WILLMAR -- Kandiyohi County Administrator Larry Kleindl asked for, and received, support from the County Board of Commissioners for continued discussion of options to redesign county operations to reduce costs through increased efficiencies.
During an update Tuesday, Kleindl said no decisions have been made yet but said the county cannot continue to operate as it currently does as state funding decreases.
"We're going to have to make adjustments," said Kleindl during the regular board meeting. "Everything's on the table."
Some of those changes could mean decreased staff and loss of autonomy for departments, which could create resistance to proposed changes, said Kleindl, adding that no decisions on major changes have been made yet.
He said he would hold meetings with department heads and ask them to visualize the county's money in the middle of the table that needed to be shared to develop a "seamless" system of services that does not necessarily involve the boundaries of each county department.
"We need to do this and we need to make some changes," said Kleindl, who asked for the commissioners' "blessing" to continue discussions and keep pursuing options for potential changes.
At least one change is already in the works, with the county taking over the Circle Sentencing and Restorative Justice program from the PACT for Families organization as a result of staff changes at PACT.
The county attorney's office may be assuming those duties, Kleindl said, which would allow smooth coordination with other programs in that office.
A resolution that was approved Tuesday that allows the public health and family services departments to consolidate at least one program is another example of redesign, said Commissioner Harlan Madsen, as well as efforts to work with neighboring counties to share work and reduce costs.
Madsen said current state law prohibits counties from some cooperative commonsense efforts.
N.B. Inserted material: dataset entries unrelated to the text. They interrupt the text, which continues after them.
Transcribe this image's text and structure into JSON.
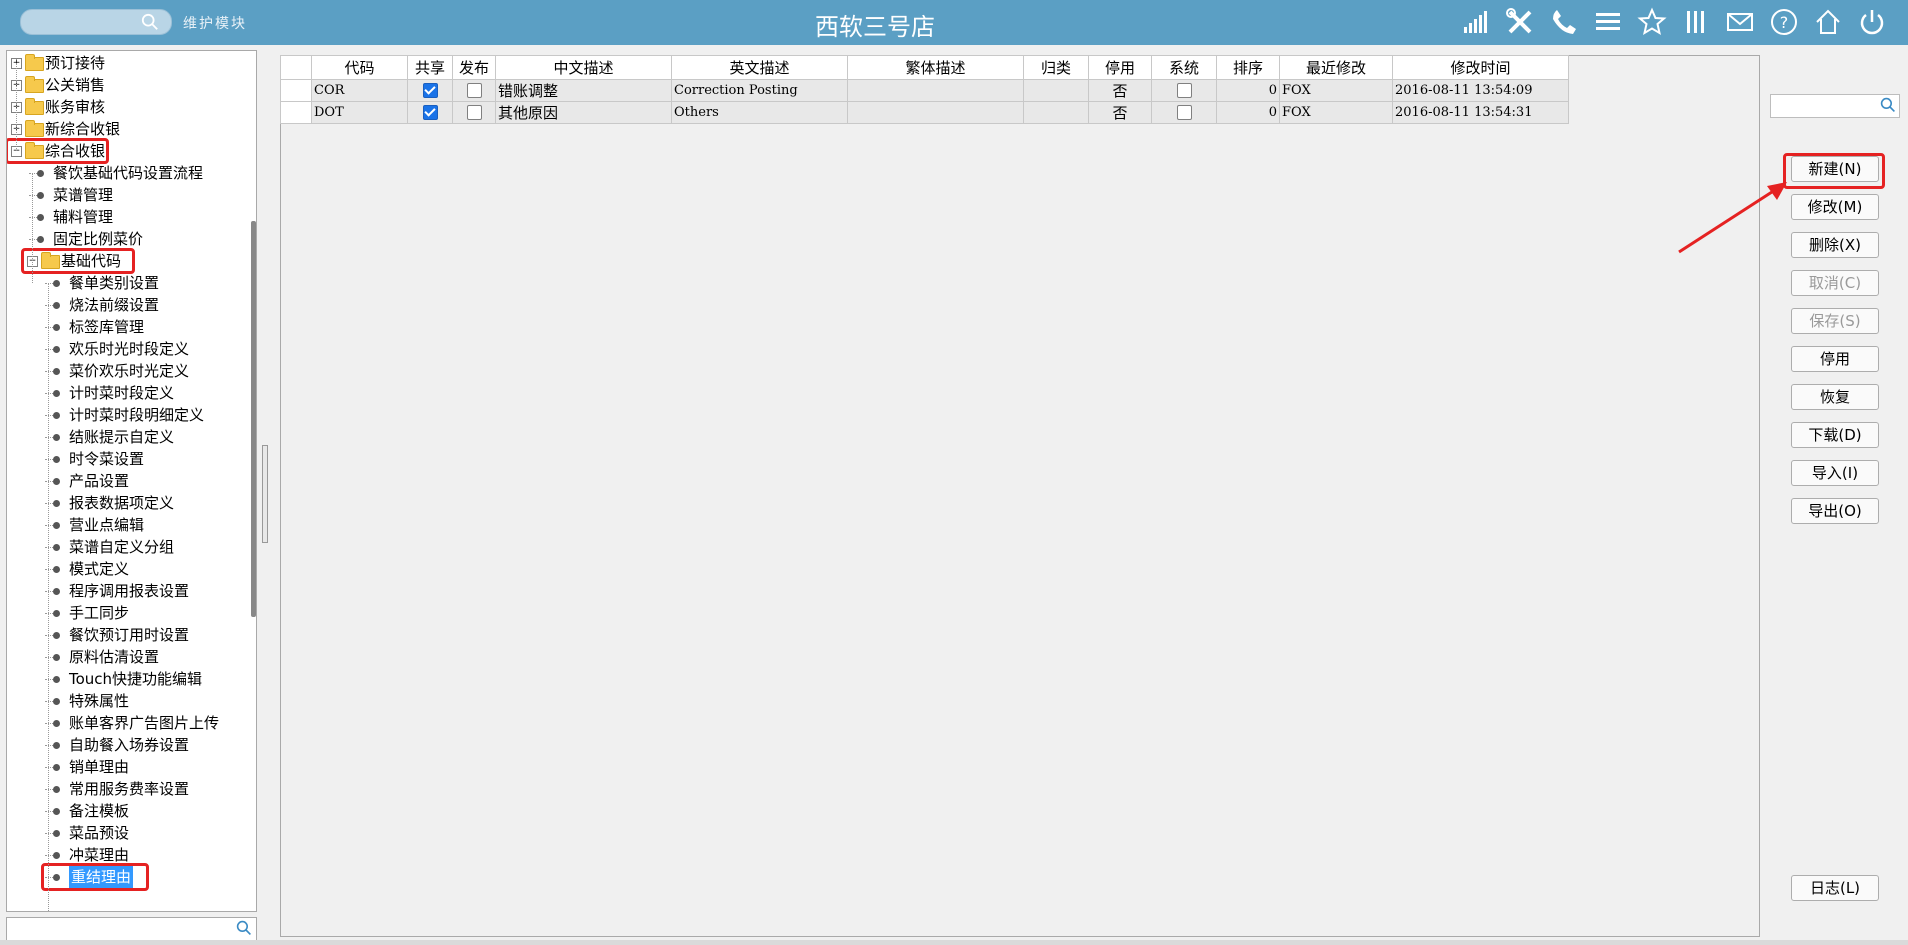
{
  "header": {
    "search_placeholder": "",
    "module_label": "维护模块",
    "title": "西软三号店",
    "icons": [
      "signal-icon",
      "tools-icon",
      "phone-icon",
      "menu-icon",
      "star-icon",
      "columns-icon",
      "mail-icon",
      "help-icon",
      "home-icon",
      "power-icon"
    ]
  },
  "tree": {
    "nodes": [
      {
        "label": "预订接待",
        "level": 0,
        "type": "folder",
        "expander": "+"
      },
      {
        "label": "公关销售",
        "level": 0,
        "type": "folder",
        "expander": "+"
      },
      {
        "label": "账务审核",
        "level": 0,
        "type": "folder",
        "expander": "+"
      },
      {
        "label": "新综合收银",
        "level": 0,
        "type": "folder",
        "expander": "+"
      },
      {
        "label": "综合收银",
        "level": 0,
        "type": "folder",
        "expander": "-",
        "highlighted": true
      },
      {
        "label": "餐饮基础代码设置流程",
        "level": 1,
        "type": "leaf"
      },
      {
        "label": "菜谱管理",
        "level": 1,
        "type": "leaf"
      },
      {
        "label": "辅料管理",
        "level": 1,
        "type": "leaf"
      },
      {
        "label": "固定比例菜价",
        "level": 1,
        "type": "leaf"
      },
      {
        "label": "基础代码",
        "level": 1,
        "type": "folder",
        "expander": "-",
        "highlighted": true
      },
      {
        "label": "餐单类别设置",
        "level": 2,
        "type": "leaf"
      },
      {
        "label": "烧法前缀设置",
        "level": 2,
        "type": "leaf"
      },
      {
        "label": "标签库管理",
        "level": 2,
        "type": "leaf"
      },
      {
        "label": "欢乐时光时段定义",
        "level": 2,
        "type": "leaf"
      },
      {
        "label": "菜价欢乐时光定义",
        "level": 2,
        "type": "leaf"
      },
      {
        "label": "计时菜时段定义",
        "level": 2,
        "type": "leaf"
      },
      {
        "label": "计时菜时段明细定义",
        "level": 2,
        "type": "leaf"
      },
      {
        "label": "结账提示自定义",
        "level": 2,
        "type": "leaf"
      },
      {
        "label": "时令菜设置",
        "level": 2,
        "type": "leaf"
      },
      {
        "label": "产品设置",
        "level": 2,
        "type": "leaf"
      },
      {
        "label": "报表数据项定义",
        "level": 2,
        "type": "leaf"
      },
      {
        "label": "营业点编辑",
        "level": 2,
        "type": "leaf"
      },
      {
        "label": "菜谱自定义分组",
        "level": 2,
        "type": "leaf"
      },
      {
        "label": "模式定义",
        "level": 2,
        "type": "leaf"
      },
      {
        "label": "程序调用报表设置",
        "level": 2,
        "type": "leaf"
      },
      {
        "label": "手工同步",
        "level": 2,
        "type": "leaf"
      },
      {
        "label": "餐饮预订用时设置",
        "level": 2,
        "type": "leaf"
      },
      {
        "label": "原料估清设置",
        "level": 2,
        "type": "leaf"
      },
      {
        "label": "Touch快捷功能编辑",
        "level": 2,
        "type": "leaf"
      },
      {
        "label": "特殊属性",
        "level": 2,
        "type": "leaf"
      },
      {
        "label": "账单客界广告图片上传",
        "level": 2,
        "type": "leaf"
      },
      {
        "label": "自助餐入场券设置",
        "level": 2,
        "type": "leaf"
      },
      {
        "label": "销单理由",
        "level": 2,
        "type": "leaf"
      },
      {
        "label": "常用服务费率设置",
        "level": 2,
        "type": "leaf"
      },
      {
        "label": "备注模板",
        "level": 2,
        "type": "leaf"
      },
      {
        "label": "菜品预设",
        "level": 2,
        "type": "leaf"
      },
      {
        "label": "冲菜理由",
        "level": 2,
        "type": "leaf"
      },
      {
        "label": "重结理由",
        "level": 2,
        "type": "leaf",
        "selected": true,
        "highlighted": true
      }
    ],
    "search_placeholder": ""
  },
  "grid": {
    "columns": [
      "代码",
      "共享",
      "发布",
      "中文描述",
      "英文描述",
      "繁体描述",
      "归类",
      "停用",
      "系统",
      "排序",
      "最近修改",
      "修改时间"
    ],
    "rows": [
      {
        "code": "COR",
        "shared": true,
        "published": false,
        "cn": "错账调整",
        "en": "Correction Posting",
        "tw": "",
        "category": "",
        "disabled": "否",
        "system": false,
        "sort": "0",
        "modifier": "FOX",
        "modified": "2016-08-11 13:54:09"
      },
      {
        "code": "DOT",
        "shared": true,
        "published": false,
        "cn": "其他原因",
        "en": "Others",
        "tw": "",
        "category": "",
        "disabled": "否",
        "system": false,
        "sort": "0",
        "modifier": "FOX",
        "modified": "2016-08-11 13:54:31"
      }
    ]
  },
  "actions": {
    "new": "新建(N)",
    "edit": "修改(M)",
    "delete": "删除(X)",
    "cancel": "取消(C)",
    "save": "保存(S)",
    "disable": "停用",
    "restore": "恢复",
    "download": "下载(D)",
    "import": "导入(I)",
    "export": "导出(O)",
    "log": "日志(L)"
  },
  "colors": {
    "header_bg": "#5b9fc4",
    "highlight_red": "#e52222",
    "selection_blue": "#3399ff"
  }
}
He said that could be changed if the Legislature approves the Minnesota Accountable Government Innovation and Collaborate Act, known as the MAGIC Act, which would give local governments more flexibility in how they operate within state law.
At Madsen's urging, the commissioners approved a resolution supporting the act that will be sent to legislators.